What is even more fantastic is that I think my company has a terrific culture centered on kindness toward employees and other stakeholders.  As an employee, my supervisors take great care to make sure I’m doing work that I like, that I get the necessary time off I need to take care of my other commitments, and that I’m happy too.  That level of care translates to more productivity on my part, in addition to a higher overall level of happiness.

Moreover, being kind has implications for what I hope to accomplish and how I hope to behave in the future.  As a hospitality professional, being kind and considerate to all guests is paramount to guest satisfaction and repeat business.  As I wrote in my last post, one of the ways to add hospitality to your own life is to be kind and considerate, and that goes for employees of hospitality organizations in addition to the everyday person.  My kindness in every guest interaction is so important, so reflective of my own personality and the culture of whatever company I represent, that it should take on more meaning in organizational culture that I believe it currently does.  For many organizations, the emphasis on kindness and the guest experience is there, demonstrated most beautifully when I worked for Marriott International.  For other organizations, the emphasis is not there and I think we’ve all worked for one organization or another that has that lack of focus on kindness.
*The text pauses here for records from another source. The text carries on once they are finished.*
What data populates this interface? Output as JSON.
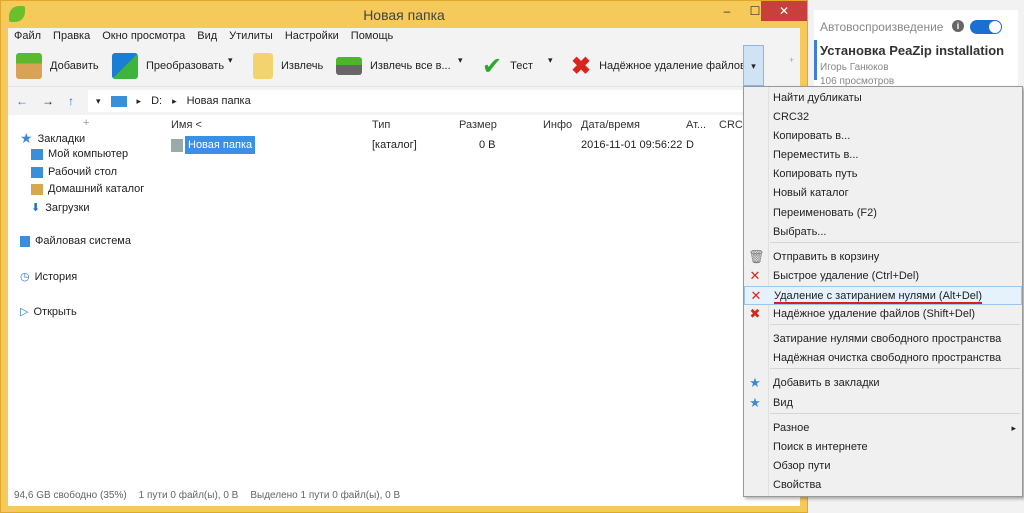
{
  "window": {
    "title": "Новая папка",
    "minimize": "‒",
    "maximize": "☐",
    "close": "✕"
  },
  "menu": [
    "Файл",
    "Правка",
    "Окно просмотра",
    "Вид",
    "Утилиты",
    "Настройки",
    "Помощь"
  ],
  "toolbar": {
    "add": "Добавить",
    "convert": "Преобразовать",
    "extract": "Извлечь",
    "extract_all": "Извлечь все в...",
    "test": "Тест",
    "secure_delete": "Надёжное удаление файлов",
    "dropdown": "▾",
    "plus": "+"
  },
  "address": {
    "back": "←",
    "forward": "→",
    "up": "↑",
    "drive": "D:",
    "folder": "Новая папка",
    "sep": "▸"
  },
  "sidebar": {
    "collapse": "+",
    "bookmarks": "Закладки",
    "my_computer": "Мой компьютер",
    "desktop": "Рабочий стол",
    "home": "Домашний каталог",
    "downloads": "Загрузки",
    "filesystem": "Файловая система",
    "history": "История",
    "open": "Открыть"
  },
  "columns": {
    "name": "Имя <",
    "type": "Тип",
    "size": "Размер",
    "info": "Инфо",
    "date": "Дата/время",
    "attr": "Ат...",
    "crc": "CRC3"
  },
  "rows": [
    {
      "name": "Новая папка",
      "type": "[каталог]",
      "size": "0 B",
      "info": "",
      "date": "2016-11-01 09:56:22",
      "attr": "D"
    }
  ],
  "status": {
    "free": "94,6 GB свободно (35%)",
    "total": "1 пути 0 файл(ы), 0 B",
    "selected": "Выделено 1 пути 0 файл(ы), 0 B"
  },
  "right_panel": {
    "autoplay": "Автовоспроизведение",
    "info": "i",
    "video_title": "Установка PeaZip installation",
    "author": "Игорь Ганюков",
    "views": "106 просмотров",
    "toggle_on": true
  },
  "context_menu": [
    {
      "label": "Найти дубликаты"
    },
    {
      "label": "CRC32"
    },
    {
      "label": "Копировать в..."
    },
    {
      "label": "Переместить в..."
    },
    {
      "label": "Копировать путь"
    },
    {
      "label": "Новый каталог"
    },
    {
      "label": "Переименовать (F2)"
    },
    {
      "label": "Выбрать..."
    },
    {
      "label": "Отправить в корзину",
      "icon": "🗑"
    },
    {
      "label": "Быстрое удаление (Ctrl+Del)",
      "icon": "✕"
    },
    {
      "label": "Удаление с затиранием нулями (Alt+Del)",
      "icon": "✕",
      "highlighted": true
    },
    {
      "label": "Надёжное удаление файлов (Shift+Del)",
      "icon": "✖"
    },
    {
      "label": "Затирание нулями свободного пространства"
    },
    {
      "label": "Надёжная очистка свободного пространства"
    },
    {
      "label": "Добавить в закладки",
      "icon": "★"
    },
    {
      "label": "Вид",
      "icon": "★"
    },
    {
      "label": "Разное",
      "submenu": "▸"
    },
    {
      "label": "Поиск в интернете"
    },
    {
      "label": "Обзор пути"
    },
    {
      "label": "Свойства"
    }
  ]
}
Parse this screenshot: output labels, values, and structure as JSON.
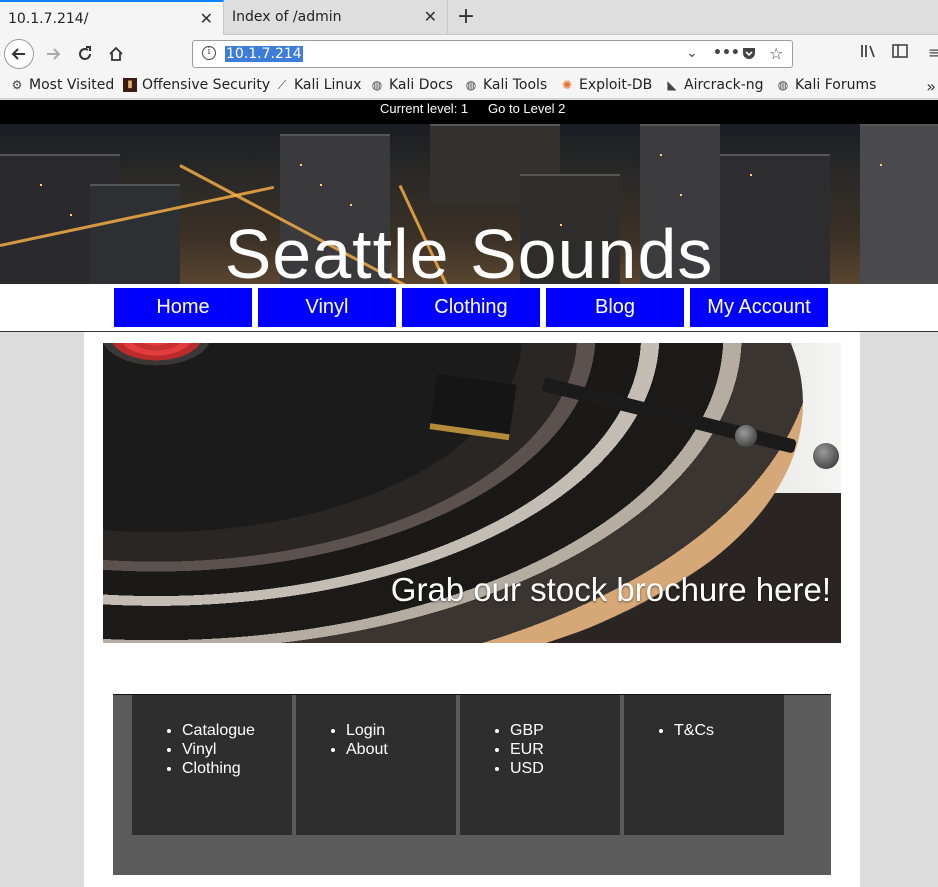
{
  "browser": {
    "tabs": [
      {
        "title": "10.1.7.214/",
        "active": true
      },
      {
        "title": "Index of /admin",
        "active": false
      }
    ],
    "url": "10.1.7.214",
    "bookmarks": [
      {
        "label": "Most Visited",
        "icon": "gear-icon"
      },
      {
        "label": "Offensive Security",
        "icon": "offsec-icon"
      },
      {
        "label": "Kali Linux",
        "icon": "kali-icon"
      },
      {
        "label": "Kali Docs",
        "icon": "globe-icon"
      },
      {
        "label": "Kali Tools",
        "icon": "globe-icon"
      },
      {
        "label": "Exploit-DB",
        "icon": "exploitdb-icon"
      },
      {
        "label": "Aircrack-ng",
        "icon": "aircrack-icon"
      },
      {
        "label": "Kali Forums",
        "icon": "globe-icon"
      }
    ]
  },
  "page": {
    "level_bar": {
      "current": "Current level: 1",
      "goto": "Go to Level 2"
    },
    "site_title": "Seattle Sounds",
    "nav": [
      "Home",
      "Vinyl",
      "Clothing",
      "Blog",
      "My Account"
    ],
    "banner_caption": "Grab our stock brochure here!",
    "footer_columns": [
      [
        "Catalogue",
        "Vinyl",
        "Clothing"
      ],
      [
        "Login",
        "About"
      ],
      [
        "GBP",
        "EUR",
        "USD"
      ],
      [
        "T&Cs"
      ]
    ],
    "colors": {
      "nav_bg": "#0000ff",
      "level_bar_bg": "#000000",
      "footer_bg": "#5b5b5b",
      "footer_col_bg": "#2e2e2e"
    }
  }
}
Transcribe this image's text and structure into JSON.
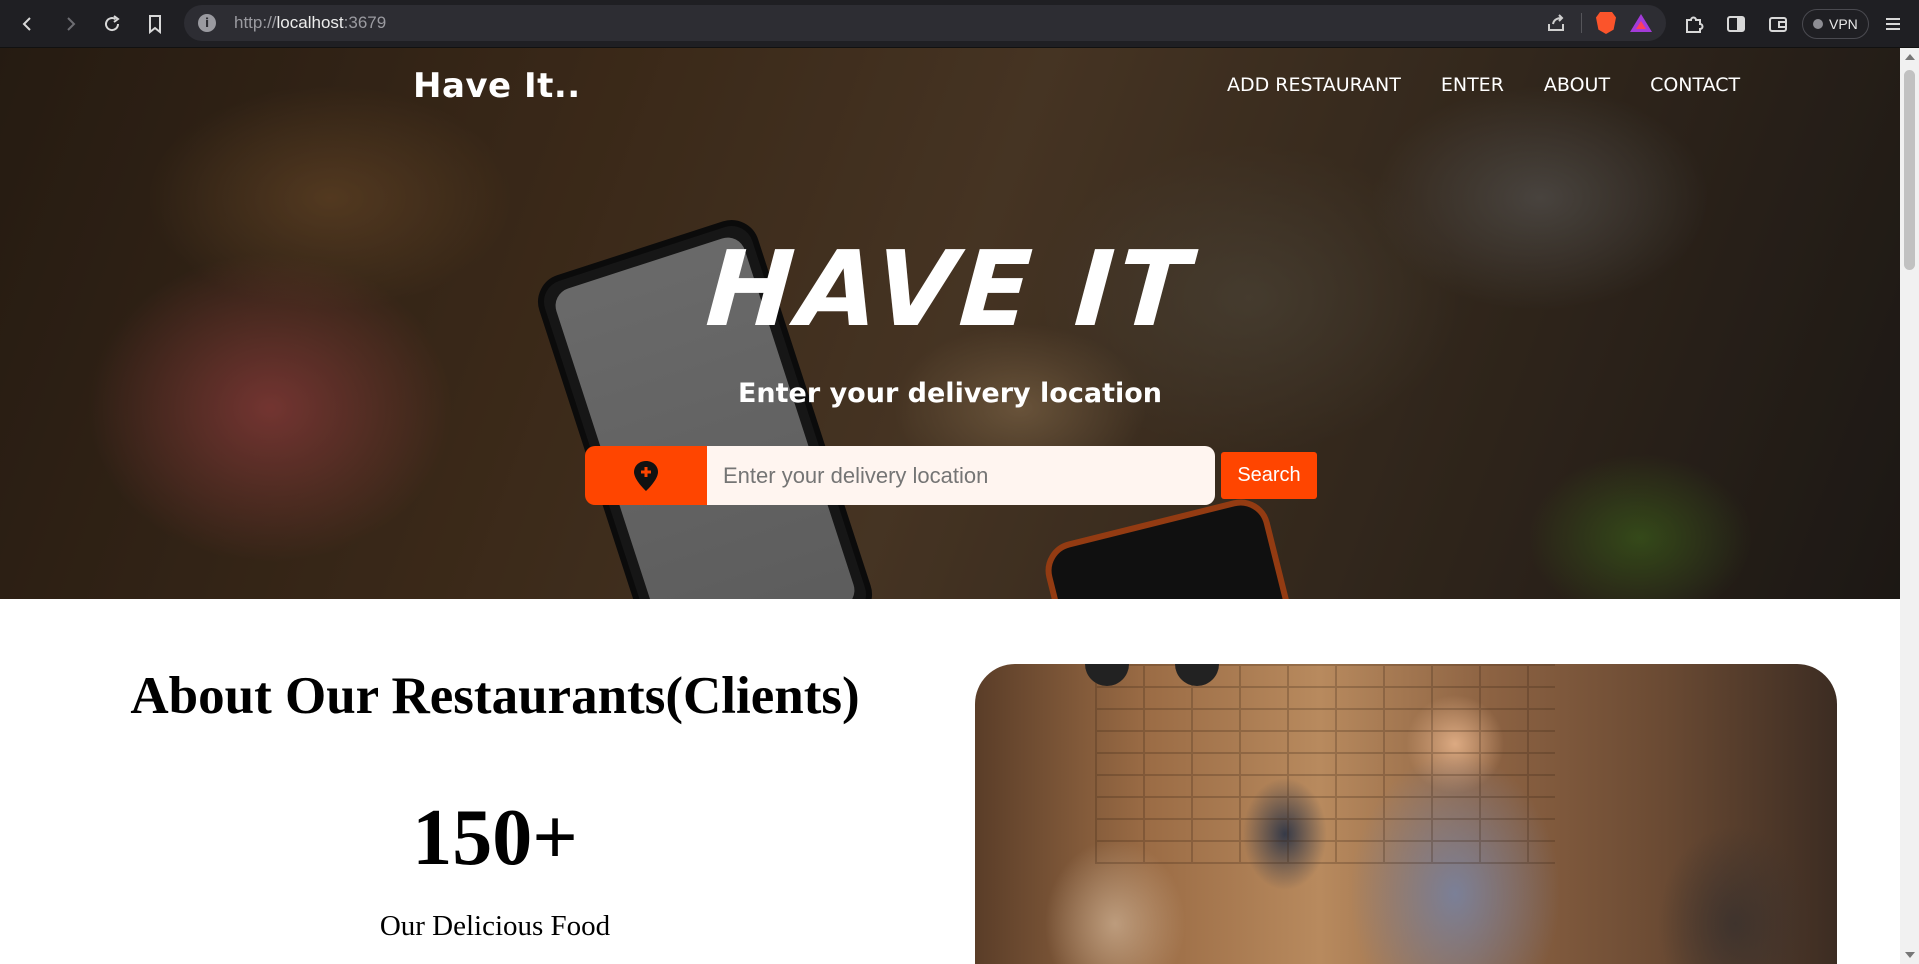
{
  "browser": {
    "url_prefix": "http://",
    "url_host": "localhost",
    "url_port": ":3679",
    "vpn_label": "VPN"
  },
  "nav": {
    "logo": "Have It..",
    "links": [
      "ADD RESTAURANT",
      "ENTER",
      "ABOUT",
      "CONTACT"
    ]
  },
  "hero": {
    "title": "HAVE IT",
    "subtitle": "Enter your delivery location",
    "input_placeholder": "Enter your delivery location",
    "search_label": "Search"
  },
  "about": {
    "title": "About Our Restaurants(Clients)",
    "stat_number": "150+",
    "stat_label": "Our Delicious Food"
  },
  "colors": {
    "accent": "#ff4500",
    "chrome_bg": "#1f1f23"
  }
}
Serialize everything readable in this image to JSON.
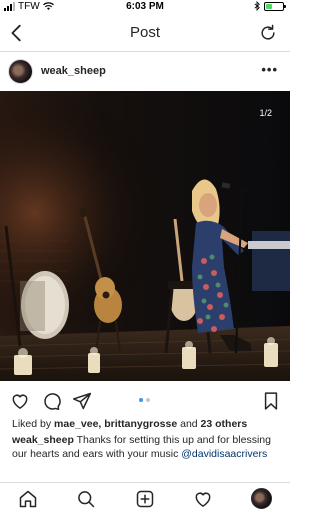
{
  "status_bar": {
    "carrier": "TFW",
    "time": "6:03 PM",
    "battery_level_percent": 40
  },
  "header": {
    "title": "Post"
  },
  "post": {
    "username": "weak_sheep",
    "more_label": "•••",
    "media_index_label": "1/2",
    "carousel": {
      "count": 2,
      "active": 0
    },
    "likes": {
      "prefix": "Liked by ",
      "user1": "mae_vee",
      "separator": ", ",
      "user2": "brittanygrosse",
      "middle": " and ",
      "others": "23 others"
    },
    "caption": {
      "username": "weak_sheep",
      "text": " Thanks for setting this up and for blessing our hearts and ears with your music ",
      "mention": "@davidisaacrivers"
    }
  },
  "icons": {
    "back": "chevron-left-icon",
    "refresh": "refresh-icon",
    "like": "heart-icon",
    "comment": "comment-icon",
    "share": "send-icon",
    "save": "bookmark-icon",
    "home": "home-icon",
    "search": "search-icon",
    "add": "add-post-icon",
    "activity": "heart-icon"
  },
  "colors": {
    "text": "#262626",
    "divider": "#dbdbdb",
    "carousel_active": "#3897f0",
    "carousel_inactive": "#c7c7c7",
    "battery": "#4cd964"
  }
}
Unfortunately, the lesson in kindness has come too late in my life to rectify mistakes I have made, some quite recently.  The good news is that orienting oneself towards being kind doesn’t take that much time or effort to do and I’ve begun trying to do just that for myself.